TRY IT ::
When you copy the records that follow, please keep every word exactly as it is and leave out the pictures.

Start of DATA TO EXAMINE

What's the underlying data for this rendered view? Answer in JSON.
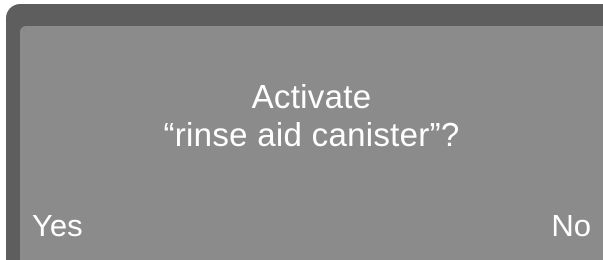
{
  "dialog": {
    "line1": "Activate",
    "line2": "“rinse aid canister”?"
  },
  "softkeys": {
    "left": "Yes",
    "right": "No"
  },
  "colors": {
    "bezel": "#5e5e5e",
    "screen": "#8b8b8b",
    "text": "#ffffff"
  }
}
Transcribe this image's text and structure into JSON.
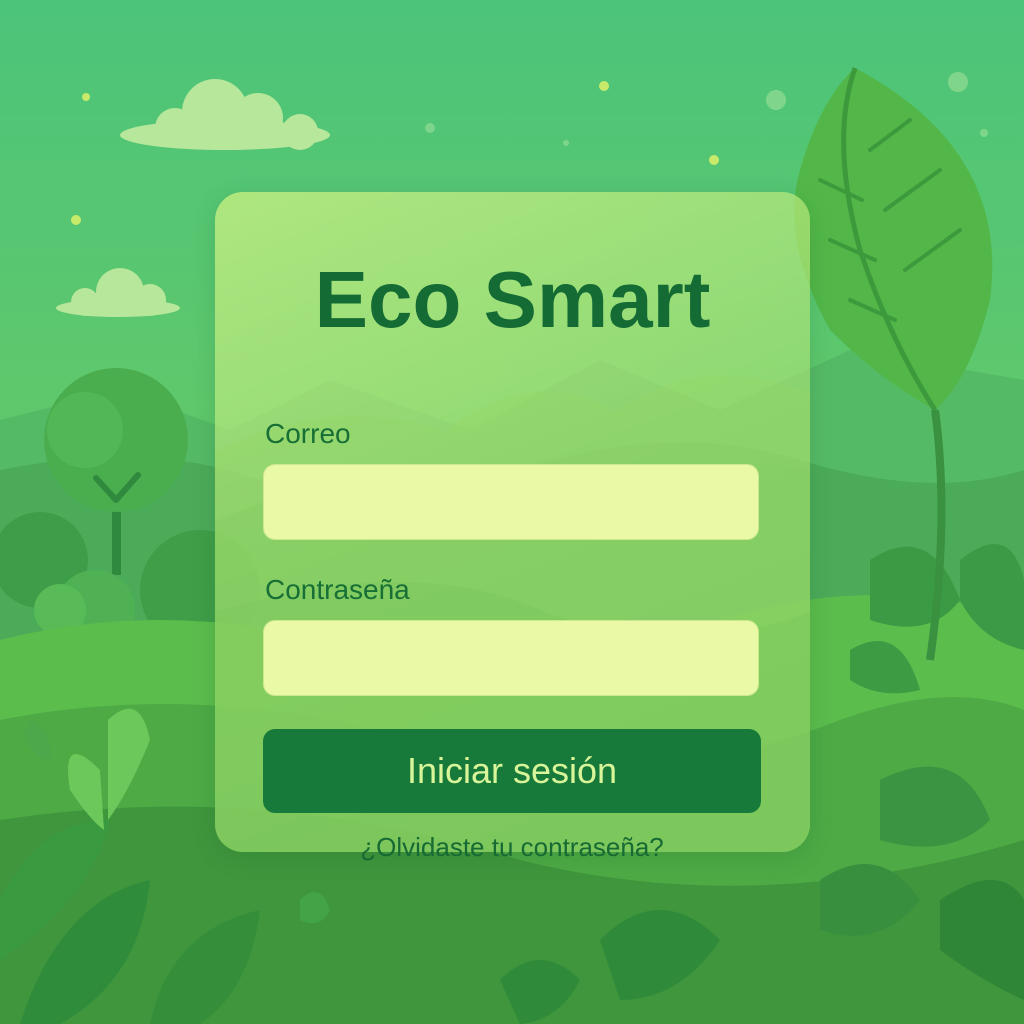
{
  "app": {
    "title": "Eco Smart"
  },
  "login_form": {
    "email_label": "Correo",
    "email_value": "",
    "password_label": "Contraseña",
    "password_value": "",
    "submit_label": "Iniciar sesión",
    "forgot_password_label": "¿Olvidaste tu contraseña?"
  },
  "colors": {
    "primary": "#187a3a",
    "title": "#146b33",
    "input_background": "#e9f9a6",
    "button_text": "#d9f59a",
    "background": "#4cc47a"
  },
  "icons": [
    "cloud-icon",
    "tree-icon",
    "leaf-icon"
  ]
}
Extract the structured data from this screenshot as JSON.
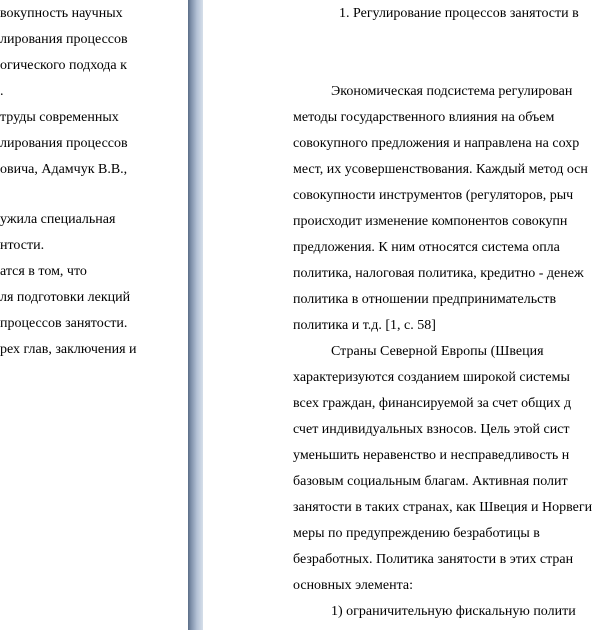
{
  "left_page": {
    "lines": [
      "вокупность научных",
      "лирования процессов",
      "огического подхода к",
      ".",
      "труды современных",
      "лирования процессов",
      "овича,  Адамчук В.В.,",
      "",
      "ужила   специальная",
      "нтости.",
      "атся    в    том,    что",
      "ля подготовки лекций",
      "процессов занятости.",
      "рех глав, заключения и"
    ]
  },
  "right_page": {
    "heading": "1. Регулирование процессов занятости в",
    "lines": [
      "Экономическая  подсистема  регулирован",
      "методы  государственного  влияния  на  объем",
      "совокупного предложения и направлена на сохр",
      "мест, их усовершенствования. Каждый метод осн",
      "совокупности  инструментов  (регуляторов,  рыч",
      "происходит  изменение  компонентов  совокупн",
      "предложения.  К  ним  относятся  система  опла",
      "политика, налоговая политика, кредитно - денеж",
      "политика   в   отношении   предпринимательств",
      "политика и т.д. [1, с. 58]",
      "Страны    Северной    Европы    (Швеция",
      "характеризуются созданием широкой системы",
      "всех граждан, финансируемой за счет общих д",
      "счет  индивидуальных  взносов.  Цель  этой  сист",
      "уменьшить неравенство и несправедливость н",
      "базовым  социальным  благам.  Активная  полит",
      "занятости в таких странах, как Швеция и Норвеги",
      "меры   по   предупреждению   безработицы   в",
      "безработных.  Политика  занятости  в  этих  стран",
      "основных элемента:",
      "1)  ограничительную  фискальную  полити"
    ]
  }
}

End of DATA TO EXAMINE

THE ANSWER ::
What's the underlying data for this rendered view? Answer in JSON.
{
  "dialog": {
    "line1": "Activate",
    "line2": "“rinse aid canister”?"
  },
  "softkeys": {
    "left": "Yes",
    "right": "No"
  },
  "colors": {
    "bezel": "#5e5e5e",
    "screen": "#8b8b8b",
    "text": "#ffffff"
  }
}
Transcribe this image's text and structure into JSON.
{
  "app": {
    "title": "Eco Smart"
  },
  "login_form": {
    "email_label": "Correo",
    "email_value": "",
    "password_label": "Contraseña",
    "password_value": "",
    "submit_label": "Iniciar sesión",
    "forgot_password_label": "¿Olvidaste tu contraseña?"
  },
  "colors": {
    "primary": "#187a3a",
    "title": "#146b33",
    "input_background": "#e9f9a6",
    "button_text": "#d9f59a",
    "background": "#4cc47a"
  },
  "icons": [
    "cloud-icon",
    "tree-icon",
    "leaf-icon"
  ]
}
Extract the structured data from this screenshot as JSON.
{
  "left_page": {
    "lines": [
      "вокупность научных",
      "лирования процессов",
      "огического подхода к",
      ".",
      "труды современных",
      "лирования процессов",
      "овича,  Адамчук В.В.,",
      "",
      "ужила   специальная",
      "нтости.",
      "атся    в    том,    что",
      "ля подготовки лекций",
      "процессов занятости.",
      "рех глав, заключения и"
    ]
  },
  "right_page": {
    "heading": "1. Регулирование процессов занятости в",
    "lines": [
      "Экономическая  подсистема  регулирован",
      "методы  государственного  влияния  на  объем",
      "совокупного предложения и направлена на сохр",
      "мест, их усовершенствования. Каждый метод осн",
      "совокупности  инструментов  (регуляторов,  рыч",
      "происходит  изменение  компонентов  совокупн",
      "предложения.  К  ним  относятся  система  опла",
      "политика, налоговая политика, кредитно - денеж",
      "политика   в   отношении   предпринимательств",
      "политика и т.д. [1, с. 58]",
      "Страны    Северной    Европы    (Швеция",
      "характеризуются созданием широкой системы",
      "всех граждан, финансируемой за счет общих д",
      "счет  индивидуальных  взносов.  Цель  этой  сист",
      "уменьшить неравенство и несправедливость н",
      "базовым  социальным  благам.  Активная  полит",
      "занятости в таких странах, как Швеция и Норвеги",
      "меры   по   предупреждению   безработицы   в",
      "безработных.  Политика  занятости  в  этих  стран",
      "основных элемента:",
      "1)  ограничительную  фискальную  полити"
    ]
  }
}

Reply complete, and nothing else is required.